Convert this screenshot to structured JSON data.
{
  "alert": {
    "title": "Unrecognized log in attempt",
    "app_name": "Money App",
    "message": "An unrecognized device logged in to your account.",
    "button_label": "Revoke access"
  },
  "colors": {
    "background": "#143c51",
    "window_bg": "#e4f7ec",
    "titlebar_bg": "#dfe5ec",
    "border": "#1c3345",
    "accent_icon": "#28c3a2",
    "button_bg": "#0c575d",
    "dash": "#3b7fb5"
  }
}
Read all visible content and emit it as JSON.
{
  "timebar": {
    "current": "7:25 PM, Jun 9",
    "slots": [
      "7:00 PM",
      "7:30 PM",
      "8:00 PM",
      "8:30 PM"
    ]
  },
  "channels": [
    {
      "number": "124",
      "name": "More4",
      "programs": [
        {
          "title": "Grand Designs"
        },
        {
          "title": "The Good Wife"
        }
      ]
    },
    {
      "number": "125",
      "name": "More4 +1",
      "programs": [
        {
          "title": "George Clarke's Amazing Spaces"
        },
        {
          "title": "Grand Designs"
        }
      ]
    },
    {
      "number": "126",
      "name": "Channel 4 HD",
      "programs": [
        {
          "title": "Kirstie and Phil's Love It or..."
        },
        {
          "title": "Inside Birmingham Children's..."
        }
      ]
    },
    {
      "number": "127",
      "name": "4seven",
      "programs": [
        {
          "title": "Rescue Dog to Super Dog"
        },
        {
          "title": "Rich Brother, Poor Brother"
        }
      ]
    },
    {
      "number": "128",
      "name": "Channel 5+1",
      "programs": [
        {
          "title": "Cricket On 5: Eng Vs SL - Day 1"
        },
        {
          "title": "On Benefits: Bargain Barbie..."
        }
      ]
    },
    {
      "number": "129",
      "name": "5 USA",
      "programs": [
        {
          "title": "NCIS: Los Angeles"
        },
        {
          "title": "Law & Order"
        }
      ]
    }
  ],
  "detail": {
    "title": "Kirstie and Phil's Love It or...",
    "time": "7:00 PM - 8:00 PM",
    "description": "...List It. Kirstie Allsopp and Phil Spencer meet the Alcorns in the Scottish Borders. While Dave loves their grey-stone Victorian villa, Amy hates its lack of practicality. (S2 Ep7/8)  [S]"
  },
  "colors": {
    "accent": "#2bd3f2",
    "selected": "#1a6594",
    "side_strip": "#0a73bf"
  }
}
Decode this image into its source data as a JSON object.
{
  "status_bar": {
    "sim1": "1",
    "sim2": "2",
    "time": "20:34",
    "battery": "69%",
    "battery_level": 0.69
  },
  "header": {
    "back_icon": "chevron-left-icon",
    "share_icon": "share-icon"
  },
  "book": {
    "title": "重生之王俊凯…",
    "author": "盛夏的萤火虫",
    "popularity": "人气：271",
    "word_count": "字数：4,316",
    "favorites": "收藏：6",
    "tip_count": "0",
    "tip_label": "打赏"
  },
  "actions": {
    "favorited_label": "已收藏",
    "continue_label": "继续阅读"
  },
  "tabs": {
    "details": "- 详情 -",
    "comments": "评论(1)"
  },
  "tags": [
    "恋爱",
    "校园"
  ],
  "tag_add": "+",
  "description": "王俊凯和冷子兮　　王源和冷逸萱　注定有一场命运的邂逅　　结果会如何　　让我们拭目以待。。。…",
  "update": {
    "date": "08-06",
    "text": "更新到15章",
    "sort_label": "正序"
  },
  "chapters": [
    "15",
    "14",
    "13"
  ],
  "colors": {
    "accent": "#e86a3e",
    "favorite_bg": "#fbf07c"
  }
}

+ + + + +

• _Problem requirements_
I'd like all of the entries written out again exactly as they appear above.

• _Expected output_
Convert this screenshot to structured JSON data.
{
  "alert": {
    "title": "Unrecognized log in attempt",
    "app_name": "Money App",
    "message": "An unrecognized device logged in to your account.",
    "button_label": "Revoke access"
  },
  "colors": {
    "background": "#143c51",
    "window_bg": "#e4f7ec",
    "titlebar_bg": "#dfe5ec",
    "border": "#1c3345",
    "accent_icon": "#28c3a2",
    "button_bg": "#0c575d",
    "dash": "#3b7fb5"
  }
}
Read all visible content and emit it as JSON.
{
  "timebar": {
    "current": "7:25 PM, Jun 9",
    "slots": [
      "7:00 PM",
      "7:30 PM",
      "8:00 PM",
      "8:30 PM"
    ]
  },
  "channels": [
    {
      "number": "124",
      "name": "More4",
      "programs": [
        {
          "title": "Grand Designs"
        },
        {
          "title": "The Good Wife"
        }
      ]
    },
    {
      "number": "125",
      "name": "More4 +1",
      "programs": [
        {
          "title": "George Clarke's Amazing Spaces"
        },
        {
          "title": "Grand Designs"
        }
      ]
    },
    {
      "number": "126",
      "name": "Channel 4 HD",
      "programs": [
        {
          "title": "Kirstie and Phil's Love It or..."
        },
        {
          "title": "Inside Birmingham Children's..."
        }
      ]
    },
    {
      "number": "127",
      "name": "4seven",
      "programs": [
        {
          "title": "Rescue Dog to Super Dog"
        },
        {
          "title": "Rich Brother, Poor Brother"
        }
      ]
    },
    {
      "number": "128",
      "name": "Channel 5+1",
      "programs": [
        {
          "title": "Cricket On 5: Eng Vs SL - Day 1"
        },
        {
          "title": "On Benefits: Bargain Barbie..."
        }
      ]
    },
    {
      "number": "129",
      "name": "5 USA",
      "programs": [
        {
          "title": "NCIS: Los Angeles"
        },
        {
          "title": "Law & Order"
        }
      ]
    }
  ],
  "detail": {
    "title": "Kirstie and Phil's Love It or...",
    "time": "7:00 PM - 8:00 PM",
    "description": "...List It. Kirstie Allsopp and Phil Spencer meet the Alcorns in the Scottish Borders. While Dave loves their grey-stone Victorian villa, Amy hates its lack of practicality. (S2 Ep7/8)  [S]"
  },
  "colors": {
    "accent": "#2bd3f2",
    "selected": "#1a6594",
    "side_strip": "#0a73bf"
  }
}
Decode this image into its source data as a JSON object.
{
  "status_bar": {
    "sim1": "1",
    "sim2": "2",
    "time": "20:34",
    "battery": "69%",
    "battery_level": 0.69
  },
  "header": {
    "back_icon": "chevron-left-icon",
    "share_icon": "share-icon"
  },
  "book": {
    "title": "重生之王俊凯…",
    "author": "盛夏的萤火虫",
    "popularity": "人气：271",
    "word_count": "字数：4,316",
    "favorites": "收藏：6",
    "tip_count": "0",
    "tip_label": "打赏"
  },
  "actions": {
    "favorited_label": "已收藏",
    "continue_label": "继续阅读"
  },
  "tabs": {
    "details": "- 详情 -",
    "comments": "评论(1)"
  },
  "tags": [
    "恋爱",
    "校园"
  ],
  "tag_add": "+",
  "description": "王俊凯和冷子兮　　王源和冷逸萱　注定有一场命运的邂逅　　结果会如何　　让我们拭目以待。。。…",
  "update": {
    "date": "08-06",
    "text": "更新到15章",
    "sort_label": "正序"
  },
  "chapters": [
    "15",
    "14",
    "13"
  ],
  "colors": {
    "accent": "#e86a3e",
    "favorite_bg": "#fbf07c"
  }
}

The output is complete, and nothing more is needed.